"China has been the engine for global growth," Stiglitz said. "And a significant slowdown in China would have fundamental implications for commodity prices around the world. . . . Oil prices have been sustained by high Chinese demand. Just think of what would happen if there's a significant part of China that had a slowdown."
Analysts in China blamed yesterday's plunge, which at 9 percent was the largest single-day drop in a decade, on the news of a crackdown by the State Council, the Chinese cabinet, on illegal activities related to securities trading. According to a statement on the government's Web site, a special task force would be convened to provide recommendations for how to "repair" illegal securities activities.
On Wednesday morning, Chinese regulators denied rumors of plans for a 20 percent capital gains tax on stock investments, one factor that had sent markets lower.
China's stock markets began their surge upward in June 2006, after the government again allowed domestic initial public offerings after a long hiatus. There were a number of other securities milestones last year. The government took $200 billion of stock it owned and allowed it to be traded publicly. And several of the country's largest state-owned companies, including the Industrial and Commercial Bank of China, were dual-listed on the Shanghai and Hong Kong stock exchanges.
The Shanghai Stock Exchange rose 130 percent in 2006, and it was up 12 percent from Jan. 1 to mid-February. Just before the Chinese New Year holiday, the Shanghai Stock Exchange broke the 3,000-point mark for the first time.
Signs that China's two domestic stock markets, in Shanghai and Shenzhen, may be over-inflated began to show up in early February after Cheng Siwei, vice chairman of the Nation's People Congress, said publicly that he worried about a "bubble." The stock market fell 11 percent that week but quickly made up the losses and continued to hit new highs.
Then came China's Black Tuesday, which yesterday wiped out $100 billion of market value.
Feng Yu, a broker at China Galaxy Securities in the southeastern city of Ningbo, said he believed yesterday's drop was only a "technical correction" to make up for the unprecedented rise in recent months.
"At the beginning it was just banking stocks," Feng said. "Then it affected all shares," Feng said he believed the drop was precipitated by signals from the government that it wanted to slow down the explosive growth, which has prompted individual investors to line up for hours to open brokerage accounts.

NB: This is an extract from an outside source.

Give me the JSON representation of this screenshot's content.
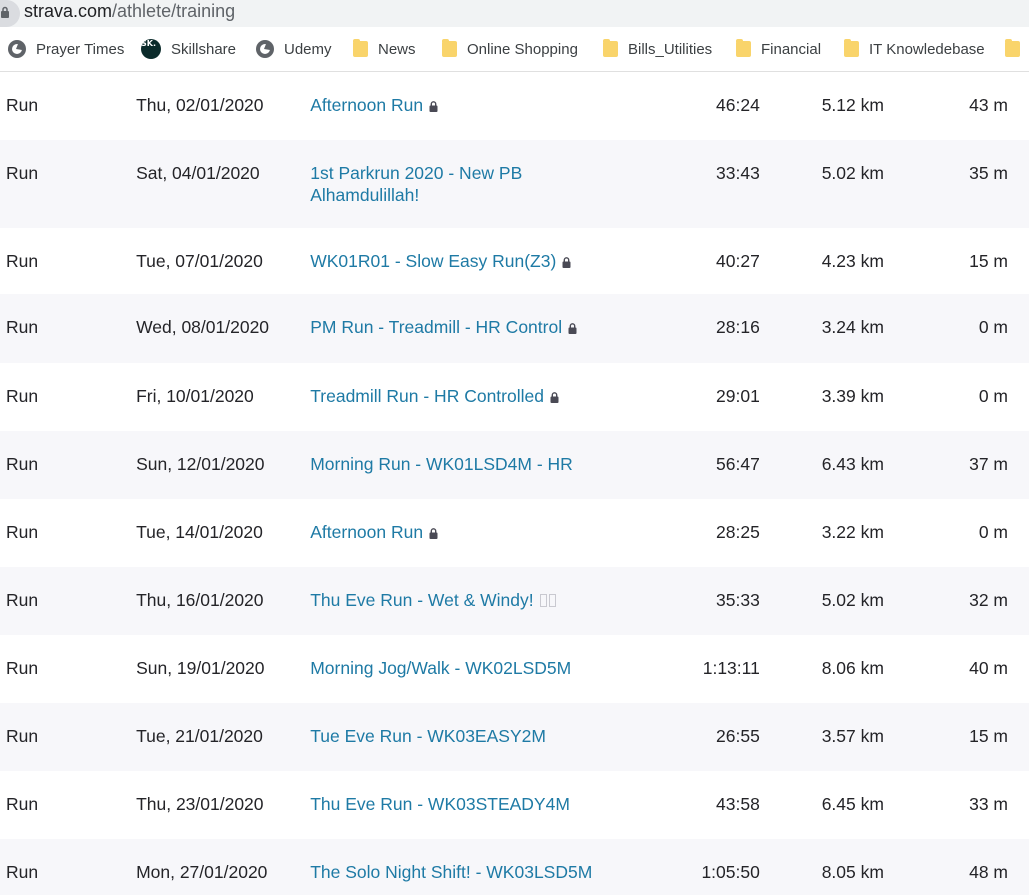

Another piece of troubling news was released yesterday: The Commerce Department reported that durable-goods orders fell 7.8 percent in January, to a seasonally adjusted $204 billion. The decline, including in such large-order items as airplanes, semiconductors and appliances, surprised Wall Street, which had expected a 3.2 percent drop.
In Washington, the confluence of world economic events got the attention of the White House. "The president's economic advisers are paying attention to the markets," spokesman Tony Fratto said. "We continue to believe that the U.S. economy is sound."
The Federal Reserve, meanwhile, was silent, indicating that it did not view the market's drop as a threat to the abilities of U.S. financial firms to function.
This was in contrast to the Fed's response to the much sharper stock price declines of the October 1987 crash and after the Sept. 11, 2001, terrorist attacks, when the central bank issued statements reassuring the markets and investors that it would provide ample funds to the financial system to ensure transactions could be completed.
But analysts said Fed Chairman Ben S. Bernanke would probably be asked to comment on the global financial gyrations this morning when he is scheduled to testify before the House Budget Committee.
Correspondent Ariana Eunjung Cha in Shanghai, staff writer Nell Henderson and staff researcher Richard Drezen contributed to this report.